Discussion with Givi Silagadze, Nareg Seferian, Nadja Douglas and Tsypylma Darieva
Usually associated with outmigration, recently the South Caucasus became a new destination for a variety of migrants. Ukrainian refugees, Russian war-induced migrants, labour migrants returnees, among others, find a new refuge in the South Caucasus. Though migration, displacement and diaspora are not new in the Caucasus, cross-border voluntary and forced migration however opens up the question of insecurity in the region, of societal polarisation and of a possible change in the countries’ migration profile. How does recent migration and displacement affect regulations and perception of migration in Georgia and Armenia? What are the local responses, imaginaries and strategies for overcoming new challenges that the countries face in the context of the Russian invasion of Ukraine?
- Givi Silagadze is a political scientist and researcher at the CRRC-Georgia. Previously, he worked as a junior policy analyst at the Georgian Institute of Politics. His research interests are focused on public opinion, democratisation and party systems in Eastern European and post-communist countries.
- Nareg Seferian received his PhD from the School of Public and International Affairs, Virginia Tech, in the Washington, DC area. His dissertation is focused on perceptions of territory, borders, and the geography of Armenia.
- Nadja Douglas is a political scientist and researcher at the Centre for East European and International Studies ZOiS, where she coordinates the topic line In:Security within the research network KonKoop.
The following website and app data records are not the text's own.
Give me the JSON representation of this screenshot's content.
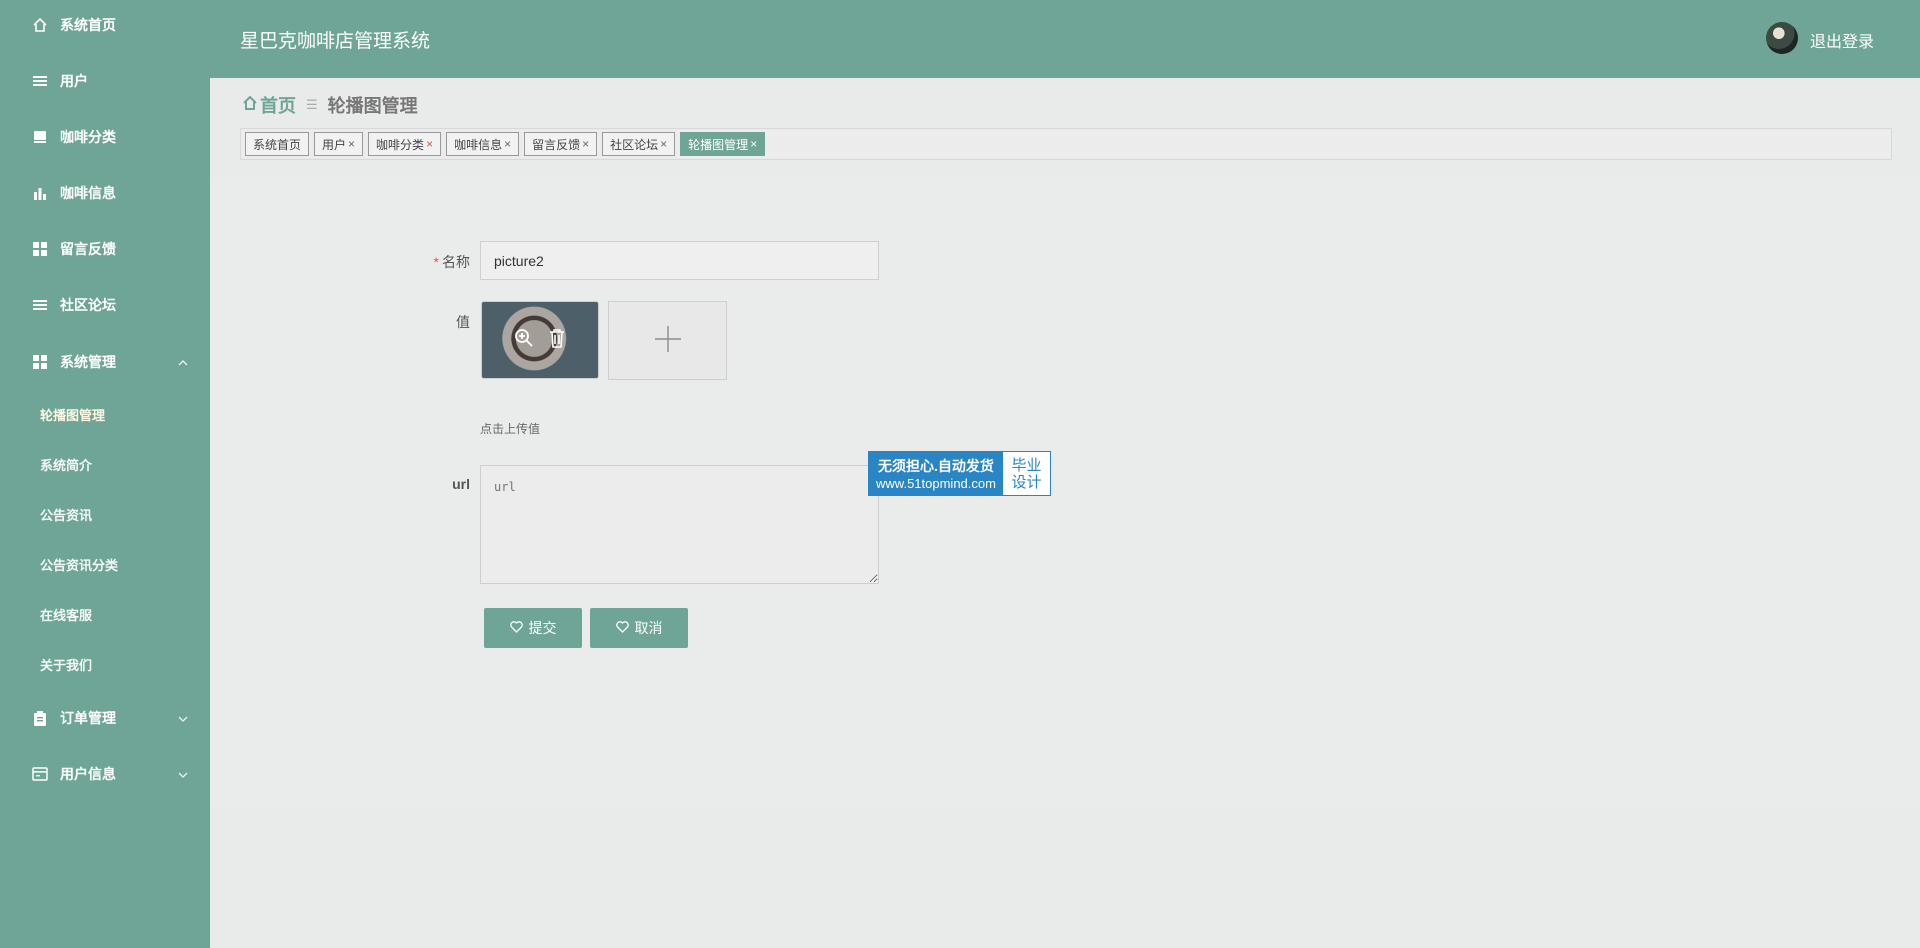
{
  "app": {
    "title": "星巴克咖啡店管理系统",
    "logout": "退出登录"
  },
  "sidebar": {
    "items": [
      {
        "label": "系统首页",
        "icon": "home-icon"
      },
      {
        "label": "用户",
        "icon": "list-icon"
      },
      {
        "label": "咖啡分类",
        "icon": "box-icon"
      },
      {
        "label": "咖啡信息",
        "icon": "bar-chart-icon"
      },
      {
        "label": "留言反馈",
        "icon": "grid-icon"
      },
      {
        "label": "社区论坛",
        "icon": "list-icon"
      },
      {
        "label": "系统管理",
        "icon": "grid-icon",
        "expanded": true
      },
      {
        "label": "订单管理",
        "icon": "clipboard-icon",
        "expanded": false
      },
      {
        "label": "用户信息",
        "icon": "card-icon",
        "expanded": false
      }
    ],
    "sub_items": [
      "轮播图管理",
      "系统简介",
      "公告资讯",
      "公告资讯分类",
      "在线客服",
      "关于我们"
    ],
    "active_sub": "轮播图管理"
  },
  "breadcrumb": {
    "home": "首页",
    "current": "轮播图管理"
  },
  "tabs": [
    {
      "label": "系统首页",
      "closable": false
    },
    {
      "label": "用户",
      "closable": true
    },
    {
      "label": "咖啡分类",
      "closable": true
    },
    {
      "label": "咖啡信息",
      "closable": true
    },
    {
      "label": "留言反馈",
      "closable": true
    },
    {
      "label": "社区论坛",
      "closable": true
    },
    {
      "label": "轮播图管理",
      "closable": true,
      "active": true
    }
  ],
  "form": {
    "name_label": "名称",
    "name_value": "picture2",
    "value_label": "值",
    "upload_hint": "点击上传值",
    "url_label": "url",
    "url_placeholder": "url",
    "submit": "提交",
    "cancel": "取消"
  },
  "watermark": {
    "line1": "无须担心.自动发货",
    "line2": "www.51topmind.com",
    "right1": "毕业",
    "right2": "设计"
  },
  "colors": {
    "primary": "#6ea597",
    "background": "#e9eaea",
    "required": "#e05c4b",
    "watermark_blue": "#2a85c5"
  }
}
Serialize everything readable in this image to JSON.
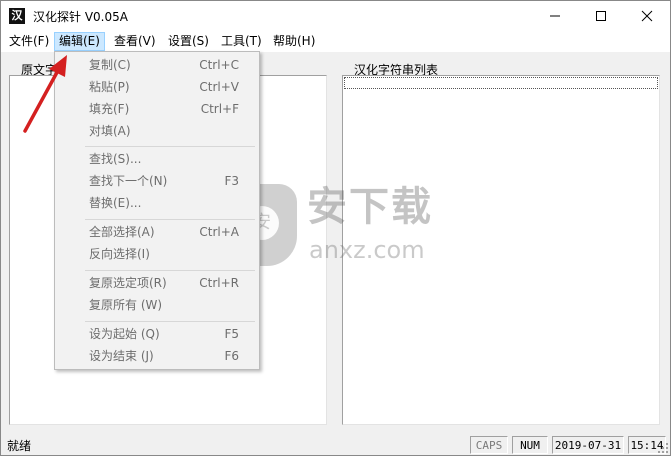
{
  "window": {
    "title": "汉化探针  V0.05A",
    "icon": "app-logo-icon"
  },
  "menu": [
    {
      "label": "文件(F)"
    },
    {
      "label": "编辑(E)",
      "active": true
    },
    {
      "label": "查看(V)"
    },
    {
      "label": "设置(S)"
    },
    {
      "label": "工具(T)"
    },
    {
      "label": "帮助(H)"
    }
  ],
  "panels": {
    "left_label": "原文字",
    "right_label": "汉化字符串列表"
  },
  "edit_menu": {
    "items": [
      {
        "label": "复制(C)",
        "shortcut": "Ctrl+C"
      },
      {
        "label": "粘贴(P)",
        "shortcut": "Ctrl+V"
      },
      {
        "label": "填充(F)",
        "shortcut": "Ctrl+F"
      },
      {
        "label": "对填(A)",
        "shortcut": ""
      },
      {
        "label": "查找(S)...",
        "shortcut": ""
      },
      {
        "label": "查找下一个(N)",
        "shortcut": "F3"
      },
      {
        "label": "替换(E)...",
        "shortcut": ""
      },
      {
        "label": "全部选择(A)",
        "shortcut": "Ctrl+A"
      },
      {
        "label": "反向选择(I)",
        "shortcut": ""
      },
      {
        "label": "复原选定项(R)",
        "shortcut": "Ctrl+R"
      },
      {
        "label": "复原所有  (W)",
        "shortcut": ""
      },
      {
        "label": "设为起始  (Q)",
        "shortcut": "F5"
      },
      {
        "label": "设为结束  (J)",
        "shortcut": "F6"
      }
    ]
  },
  "watermark": {
    "cn": "安下载",
    "en": "anxz.com",
    "shield_glyph": "安"
  },
  "status": {
    "text": "就绪",
    "caps": "CAPS",
    "num": "NUM",
    "date": "2019-07-31",
    "time": "15:14"
  },
  "colors": {
    "menu_highlight": "#cce8ff",
    "arrow": "#d42020",
    "disabled_text": "#6d6d6d"
  }
}
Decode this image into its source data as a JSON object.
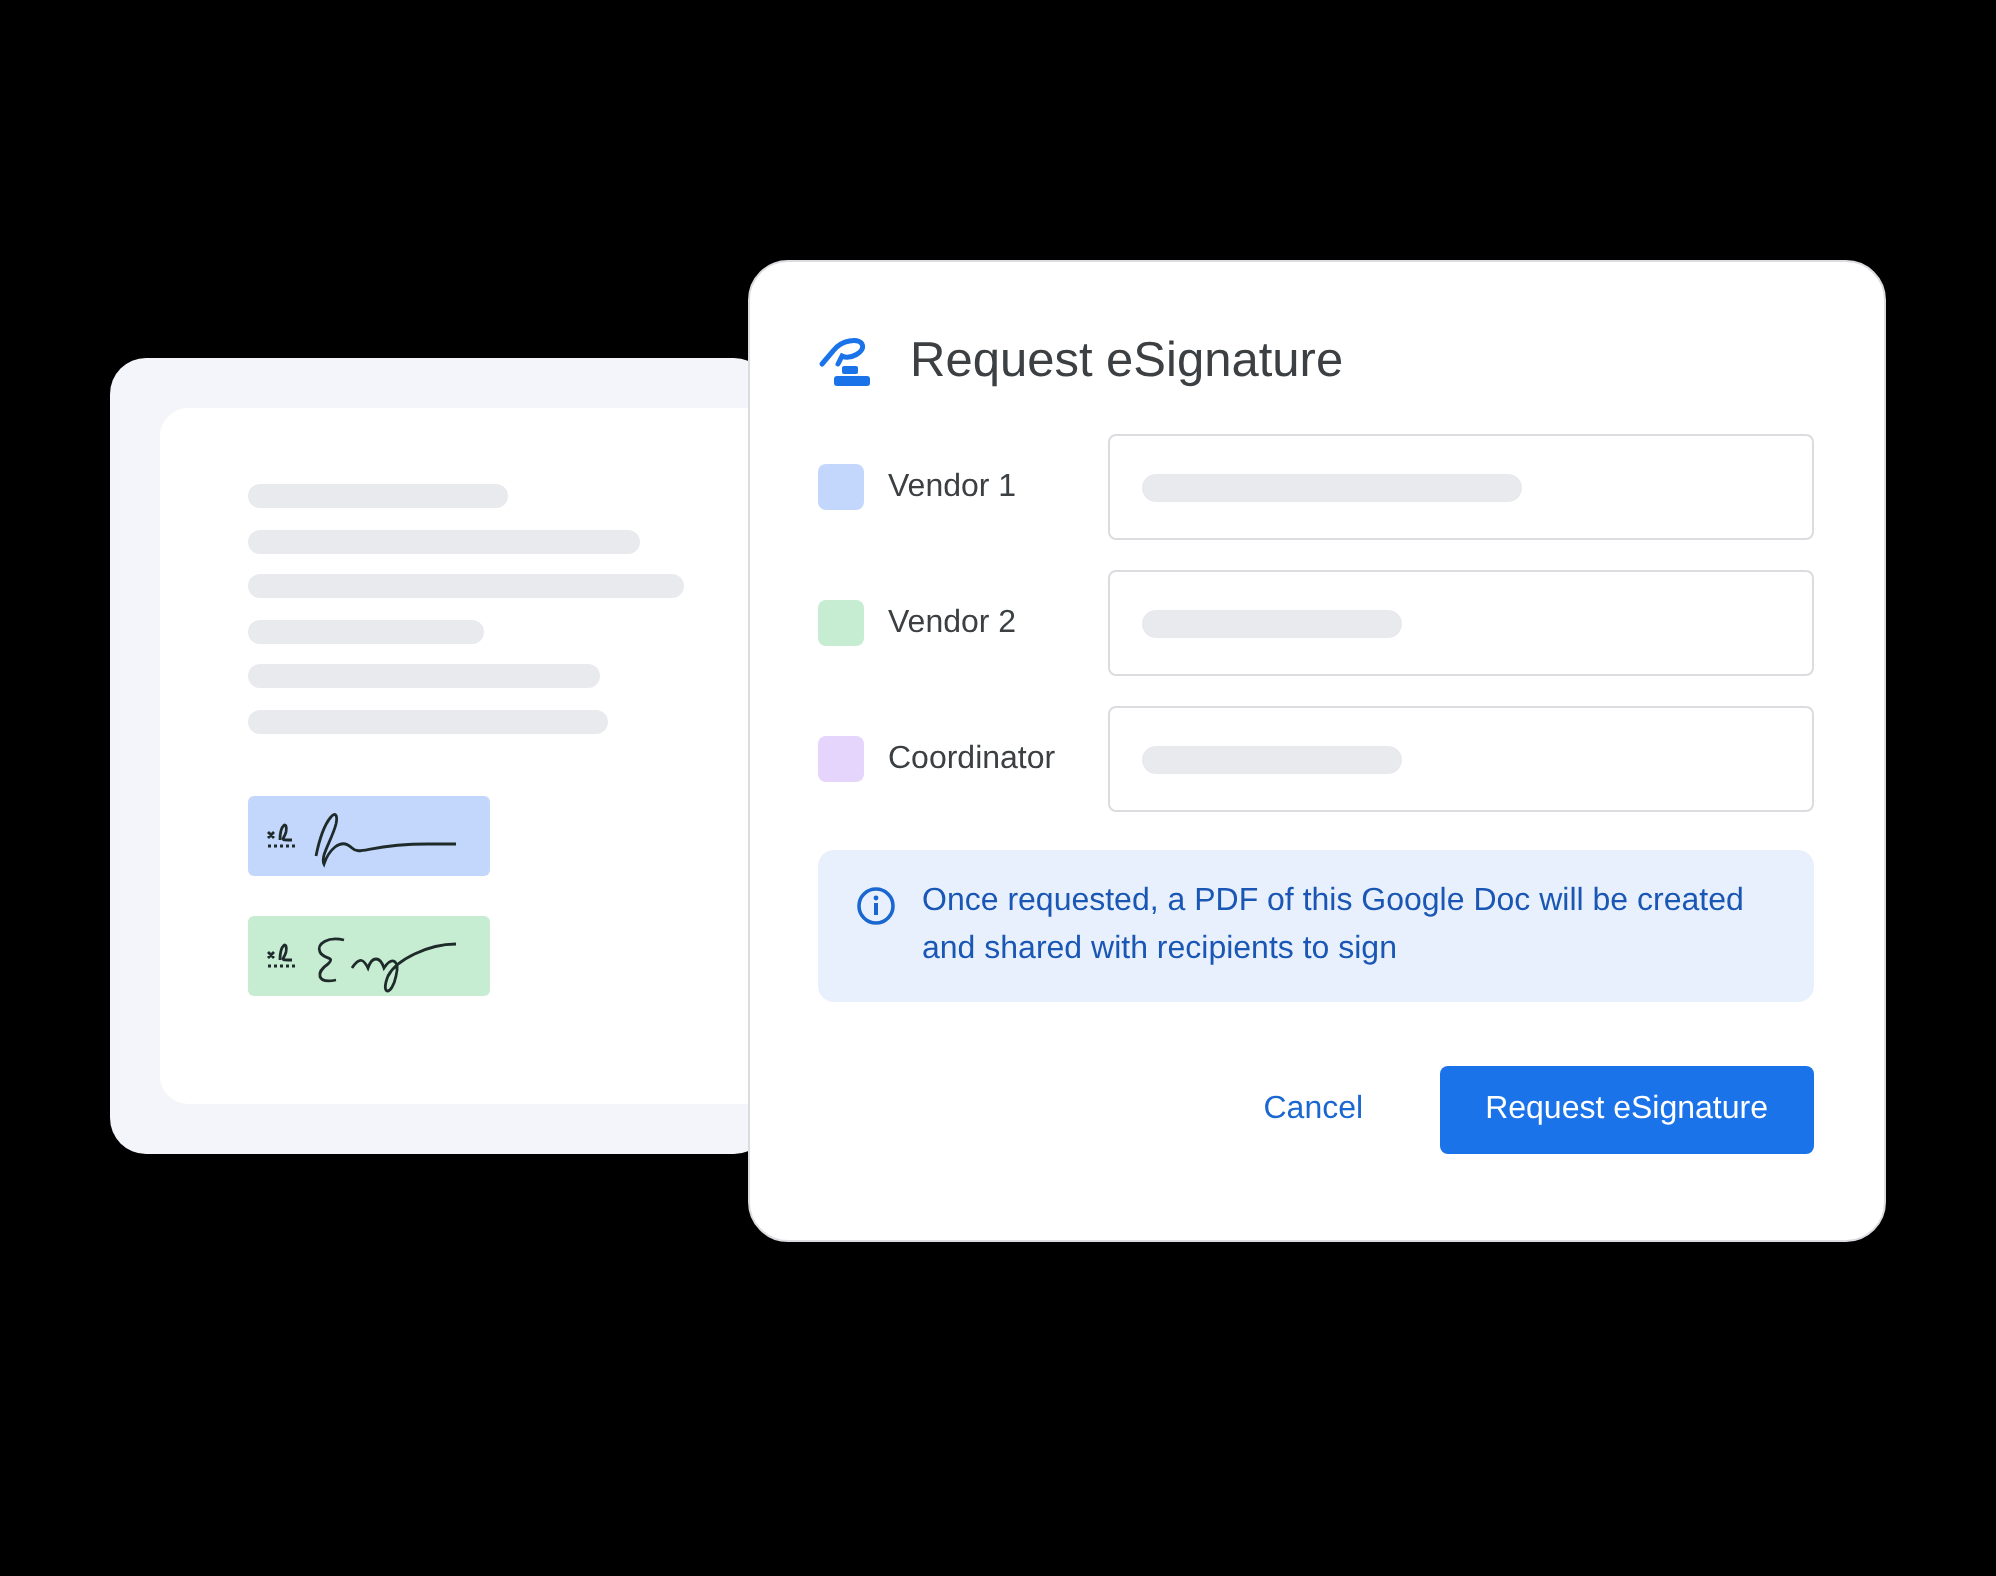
{
  "document": {
    "signatures": [
      {
        "color": "#c2d7fb"
      },
      {
        "color": "#c6ecd2"
      }
    ]
  },
  "dialog": {
    "title": "Request eSignature",
    "recipients": [
      {
        "label": "Vendor 1",
        "color": "#c2d7fb"
      },
      {
        "label": "Vendor 2",
        "color": "#c6ecd2"
      },
      {
        "label": "Coordinator",
        "color": "#e5d4fb"
      }
    ],
    "info": "Once requested, a PDF of this Google Doc will be created and shared with recipients to sign",
    "buttons": [
      {
        "label": "Cancel",
        "kind": "text"
      },
      {
        "label": "Request eSignature",
        "kind": "primary"
      }
    ]
  }
}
- Tsypylma Darieva, a social anthropologist, senior researcher and head of the Research Cluster "Migration and Diversity” at the Centre for East European and International Studies (ZOiS).